[What the task requires]
The result should be a faithful copy of every entry below, with the pictures left out.

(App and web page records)
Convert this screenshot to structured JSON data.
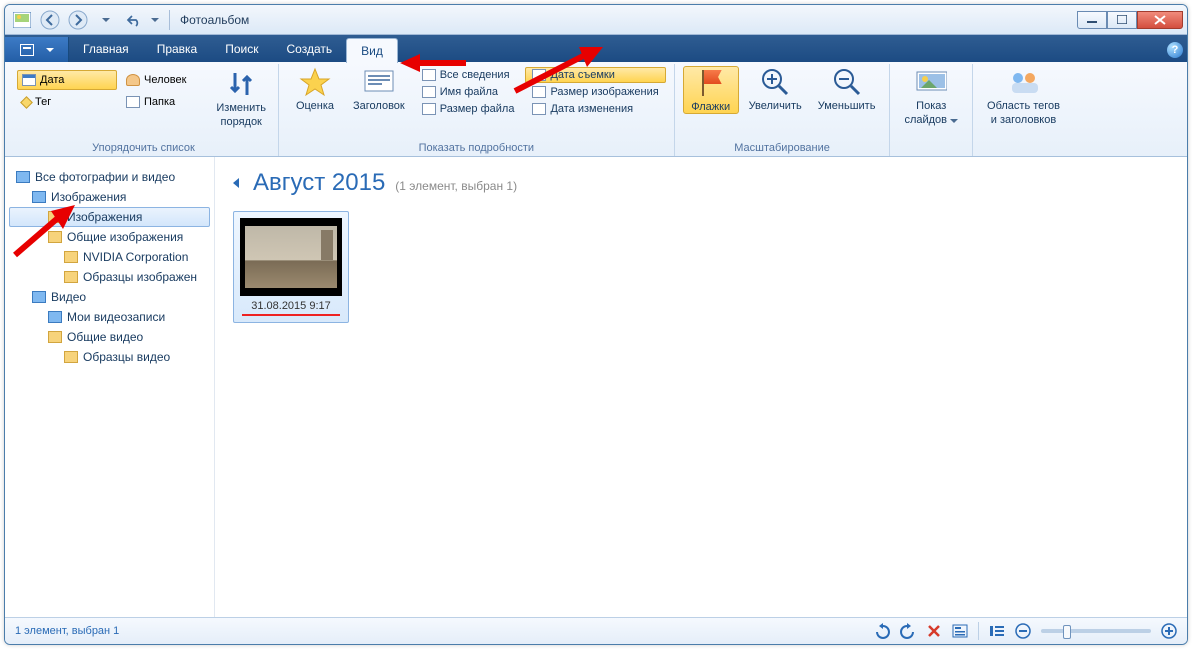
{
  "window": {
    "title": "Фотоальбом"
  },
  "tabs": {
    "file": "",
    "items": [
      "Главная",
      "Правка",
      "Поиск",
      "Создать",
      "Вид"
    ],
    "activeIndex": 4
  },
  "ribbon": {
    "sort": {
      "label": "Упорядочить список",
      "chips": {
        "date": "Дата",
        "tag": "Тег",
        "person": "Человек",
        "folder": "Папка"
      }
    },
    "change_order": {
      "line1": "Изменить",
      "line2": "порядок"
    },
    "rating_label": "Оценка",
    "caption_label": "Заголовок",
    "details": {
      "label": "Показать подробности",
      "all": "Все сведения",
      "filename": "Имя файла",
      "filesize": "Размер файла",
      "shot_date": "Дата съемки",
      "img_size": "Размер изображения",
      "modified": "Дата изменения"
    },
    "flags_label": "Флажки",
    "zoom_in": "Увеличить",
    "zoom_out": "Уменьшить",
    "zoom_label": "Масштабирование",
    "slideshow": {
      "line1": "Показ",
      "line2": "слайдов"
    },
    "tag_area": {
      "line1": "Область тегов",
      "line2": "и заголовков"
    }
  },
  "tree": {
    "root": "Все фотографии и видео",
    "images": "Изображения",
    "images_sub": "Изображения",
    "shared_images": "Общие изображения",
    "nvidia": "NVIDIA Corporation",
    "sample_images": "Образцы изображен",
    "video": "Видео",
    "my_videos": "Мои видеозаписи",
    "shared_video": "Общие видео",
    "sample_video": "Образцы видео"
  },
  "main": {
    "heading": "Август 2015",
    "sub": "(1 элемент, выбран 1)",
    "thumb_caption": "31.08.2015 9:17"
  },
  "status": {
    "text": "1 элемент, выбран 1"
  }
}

[Solution below]
Convert this screenshot to structured JSON data.
{
  "window": {
    "title": "Фотоальбом"
  },
  "tabs": {
    "file": "",
    "items": [
      "Главная",
      "Правка",
      "Поиск",
      "Создать",
      "Вид"
    ],
    "activeIndex": 4
  },
  "ribbon": {
    "sort": {
      "label": "Упорядочить список",
      "chips": {
        "date": "Дата",
        "tag": "Тег",
        "person": "Человек",
        "folder": "Папка"
      }
    },
    "change_order": {
      "line1": "Изменить",
      "line2": "порядок"
    },
    "rating_label": "Оценка",
    "caption_label": "Заголовок",
    "details": {
      "label": "Показать подробности",
      "all": "Все сведения",
      "filename": "Имя файла",
      "filesize": "Размер файла",
      "shot_date": "Дата съемки",
      "img_size": "Размер изображения",
      "modified": "Дата изменения"
    },
    "flags_label": "Флажки",
    "zoom_in": "Увеличить",
    "zoom_out": "Уменьшить",
    "zoom_label": "Масштабирование",
    "slideshow": {
      "line1": "Показ",
      "line2": "слайдов"
    },
    "tag_area": {
      "line1": "Область тегов",
      "line2": "и заголовков"
    }
  },
  "tree": {
    "root": "Все фотографии и видео",
    "images": "Изображения",
    "images_sub": "Изображения",
    "shared_images": "Общие изображения",
    "nvidia": "NVIDIA Corporation",
    "sample_images": "Образцы изображен",
    "video": "Видео",
    "my_videos": "Мои видеозаписи",
    "shared_video": "Общие видео",
    "sample_video": "Образцы видео"
  },
  "main": {
    "heading": "Август 2015",
    "sub": "(1 элемент, выбран 1)",
    "thumb_caption": "31.08.2015 9:17"
  },
  "status": {
    "text": "1 элемент, выбран 1"
  }
}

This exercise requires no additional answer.